The Legend of Zelda: A Link Between Worlds is the sequel to 1991's The Legend of Zelda: A Link to the Past; (while in the West the titles of the two games differ, the Japanese version adds but a «2»). The player is in control of Link, who has to explore a world (or two) and overcome a quantity of dungeons, to rescue Princess Zelda and free the world from the forces of evil. Action is displayed from a top-down view.
Unlike in some of the previous Zelda installments, Link can venture into most dungeons in free order. Traditional tight relation between each of the dungeons and one of Link's items — which the solution of the dungeon hinges upon — is maintained; for the first time in the series items aren't hid in their relative dungeon, yet, for the large part of them, available at the shop of Ravio, a rabbit-like shopkeeper. The hookshot, hammer, ice rod, and many other items are rentable and purchasable from there from the beginning of Link's adventure: rentals cost little, yet the item is lost if Link happens to die; purchases cost more, yet grant permanent possession, and the possibility to give the item one upgrade. An energy bar, which decreases when Links uses any depletable object, and replenishes by time, replaces the series' «ammunition» system: this time Link does not carry bomb or arrow stocks with himself.

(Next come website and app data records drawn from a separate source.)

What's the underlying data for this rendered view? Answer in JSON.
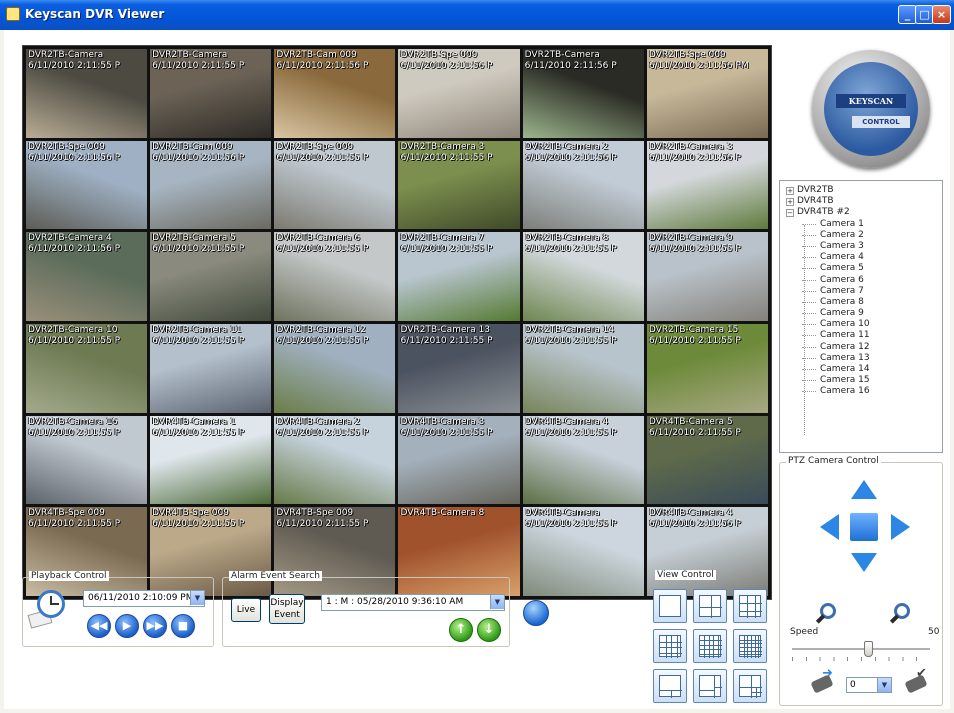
{
  "window": {
    "title": "Keyscan DVR Viewer",
    "controls": [
      "_",
      "□",
      "×"
    ]
  },
  "logo": {
    "top_text": "KEYSCAN",
    "bottom_text": "CONTROL"
  },
  "grid": {
    "columns": 6,
    "cells": [
      {
        "label": "DVR2TB-Camera\n6/11/2010 2:11:55 P",
        "colors": [
          "#4d4a42",
          "#b9ad95"
        ]
      },
      {
        "label": "DVR2TB-Camera\n6/11/2010 2:11:55 P",
        "colors": [
          "#6c6356",
          "#2d2a26"
        ]
      },
      {
        "label": "DVR2TB-Cam 009\n6/11/2010 2:11:56 P",
        "colors": [
          "#8a6a3c",
          "#d9c6a2"
        ]
      },
      {
        "label": "DVR2TB-Spe 009\n6/11/2010 2:11:56 P",
        "colors": [
          "#cfcac0",
          "#8d8478"
        ]
      },
      {
        "label": "DVR2TB-Camera\n6/11/2010 2:11:56 P",
        "colors": [
          "#2a2b24",
          "#9cb58d"
        ]
      },
      {
        "label": "DVR2TB-Spe 009\n6/11/2010 2:11:56 PM",
        "colors": [
          "#c8b89a",
          "#7a6a52"
        ]
      },
      {
        "label": "DVR2TB-Spe 009\n6/11/2010 2:11:56 P",
        "colors": [
          "#9fb0c4",
          "#5b5d55"
        ]
      },
      {
        "label": "DVR2TB-Cam 009\n6/11/2010 2:11:56 P",
        "colors": [
          "#a7b5c2",
          "#6b6a60"
        ]
      },
      {
        "label": "DVR2TB-Spe 009\n6/11/2010 2:11:55 P",
        "colors": [
          "#bfc8cf",
          "#7c7a70"
        ]
      },
      {
        "label": "DVR2TB-Camera 3\n6/11/2010 2:11:55 P",
        "colors": [
          "#7d8f4e",
          "#3f4a2a"
        ]
      },
      {
        "label": "DVR2TB-Camera 2\n6/11/2010 2:11:56 P",
        "colors": [
          "#c2ccd6",
          "#7c7f7a"
        ]
      },
      {
        "label": "DVR2TB-Camera 3\n6/11/2010 2:11:56 P",
        "colors": [
          "#d4d8dc",
          "#5f7a3c"
        ]
      },
      {
        "label": "DVR2TB-Camera 4\n6/11/2010 2:11:56 P",
        "colors": [
          "#5b6c5a",
          "#9a8f7a"
        ]
      },
      {
        "label": "DVR2TB-Camera 5\n6/11/2010 2:11:55 P",
        "colors": [
          "#8a8a7e",
          "#414a3c"
        ]
      },
      {
        "label": "DVR2TB-Camera 6\n6/11/2010 2:11:55 P",
        "colors": [
          "#c4c8c8",
          "#6f735f"
        ]
      },
      {
        "label": "DVR2TB-Camera 7\n6/11/2010 2:11:55 P",
        "colors": [
          "#b9c6d0",
          "#557a32"
        ]
      },
      {
        "label": "DVR2TB-Camera 8\n6/11/2010 2:11:55 P",
        "colors": [
          "#d2d8db",
          "#6e8650"
        ]
      },
      {
        "label": "DVR2TB-Camera 9\n6/11/2010 2:11:55 P",
        "colors": [
          "#b9c2ca",
          "#84817a"
        ]
      },
      {
        "label": "DVR2TB-Camera 10\n6/11/2010 2:11:55 P",
        "colors": [
          "#6d7a52",
          "#a3aa8c"
        ]
      },
      {
        "label": "DVR2TB-Camera 11\n6/11/2010 2:11:55 P",
        "colors": [
          "#b4c0cc",
          "#5b6370"
        ]
      },
      {
        "label": "DVR2TB-Camera 12\n6/11/2010 2:11:55 P",
        "colors": [
          "#a0b0c0",
          "#6a7d47"
        ]
      },
      {
        "label": "DVR2TB-Camera 13\n6/11/2010 2:11:55 P",
        "colors": [
          "#4c5360",
          "#8a8f94"
        ]
      },
      {
        "label": "DVR2TB-Camera 14\n6/11/2010 2:11:55 P",
        "colors": [
          "#b8c4cc",
          "#77845a"
        ]
      },
      {
        "label": "DVR2TB-Camera 15\n6/11/2010 2:11:55 P",
        "colors": [
          "#6d8a3a",
          "#a9a884"
        ]
      },
      {
        "label": "DVR2TB-Camera 16\n6/11/2010 2:11:55 P",
        "colors": [
          "#c0c8d0",
          "#5d636a"
        ]
      },
      {
        "label": "DVR4TB-Camera 1\n6/11/2010 2:11:55 P",
        "colors": [
          "#dfe6ec",
          "#4d6a38"
        ]
      },
      {
        "label": "DVR4TB-Camera 2\n6/11/2010 2:11:55 P",
        "colors": [
          "#c6d2dc",
          "#677a48"
        ]
      },
      {
        "label": "DVR4TB-Camera 3\n6/11/2010 2:11:55 P",
        "colors": [
          "#a4b0bc",
          "#65645a"
        ]
      },
      {
        "label": "DVR4TB-Camera 4\n6/11/2010 2:11:55 P",
        "colors": [
          "#c8d0da",
          "#5c6f45"
        ]
      },
      {
        "label": "DVR4TB-Camera 5\n6/11/2010 2:11:55 P",
        "colors": [
          "#5e6a4a",
          "#3a4a5a"
        ]
      },
      {
        "label": "DVR4TB-Spe 009\n6/11/2010 2:11:55 P",
        "colors": [
          "#7b6a52",
          "#c9bda4"
        ]
      },
      {
        "label": "DVR4TB-Spe 009\n6/11/2010 2:11:55 P",
        "colors": [
          "#bca98a",
          "#6a5a46"
        ]
      },
      {
        "label": "DVR4TB-Spe 009\n6/11/2010 2:11:55 P",
        "colors": [
          "#5f5a52",
          "#a49a86"
        ]
      },
      {
        "label": "DVR4TB-Camera 8",
        "colors": [
          "#a0522d",
          "#d9a06a"
        ]
      },
      {
        "label": "DVR4TB-Camera\n6/11/2010 2:11:55 P",
        "colors": [
          "#cdd6de",
          "#7f8a7a"
        ]
      },
      {
        "label": "DVR4TB-Camera 4\n6/11/2010 2:11:56 P",
        "colors": [
          "#c6cfd6",
          "#7a7b74"
        ]
      }
    ]
  },
  "tree": {
    "roots": [
      {
        "label": "DVR2TB",
        "expand": "+"
      },
      {
        "label": "DVR4TB",
        "expand": "+"
      },
      {
        "label": "DVR4TB #2",
        "expand": "−"
      }
    ],
    "children": [
      "Camera 1",
      "Camera 2",
      "Camera 3",
      "Camera 4",
      "Camera 5",
      "Camera 6",
      "Camera 7",
      "Camera 8",
      "Camera 9",
      "Camera 10",
      "Camera 11",
      "Camera 12",
      "Camera 13",
      "Camera 14",
      "Camera 15",
      "Camera 16"
    ]
  },
  "ptz": {
    "title": "PTZ Camera Control",
    "speed_label": "Speed",
    "speed_max": "50",
    "speed_value_fraction": 0.55,
    "preset_value": "0"
  },
  "playback": {
    "title": "Playback Control",
    "datetime": "06/11/2010  2:10:09 PM",
    "rewind": "◀◀",
    "play": "▶",
    "forward": "▶▶",
    "stop": "■"
  },
  "alarm": {
    "title": "Alarm Event Search",
    "live_label": "Live",
    "display_event_label": "Display Event",
    "event_value": "1 : M : 05/28/2010 9:36:10 AM",
    "up": "↑",
    "down": "↓"
  },
  "view_control": {
    "title": "View Control",
    "layouts": [
      "1x1",
      "2x2",
      "3x3",
      "4x4",
      "5x5",
      "6x6",
      "1+5",
      "1+7",
      "1+12"
    ]
  },
  "icons": {
    "zoom_in": "zoom-in-icon",
    "zoom_out": "zoom-out-icon",
    "dropdown": "▼"
  }
}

The game world, Hyrule, closely reprises that of the previous game; however, contrarily to the tradition of the series, this adventure is world-driven: many areas of the world are reachable from the early stage of the game, and dungeons can be ventured through in order at will. Two-sided game world structure has been kept. Puzzles are encountered not only in dungeons, but also in the open world; a part of them revolves around the game's 3D visual effect; owing to this, while A Link Between Worlds is playable on 2DS, solving some puzzles gets less intuitive. A new skill Link has is to flatten: as a bidimensional being he can for instance slide along surfaces, make his way through narrow passages, and perform several other moves required to overcome puzzles.
DS touch-screen display shows the world, or dungeon, map; notes can be taken on it by placing pins.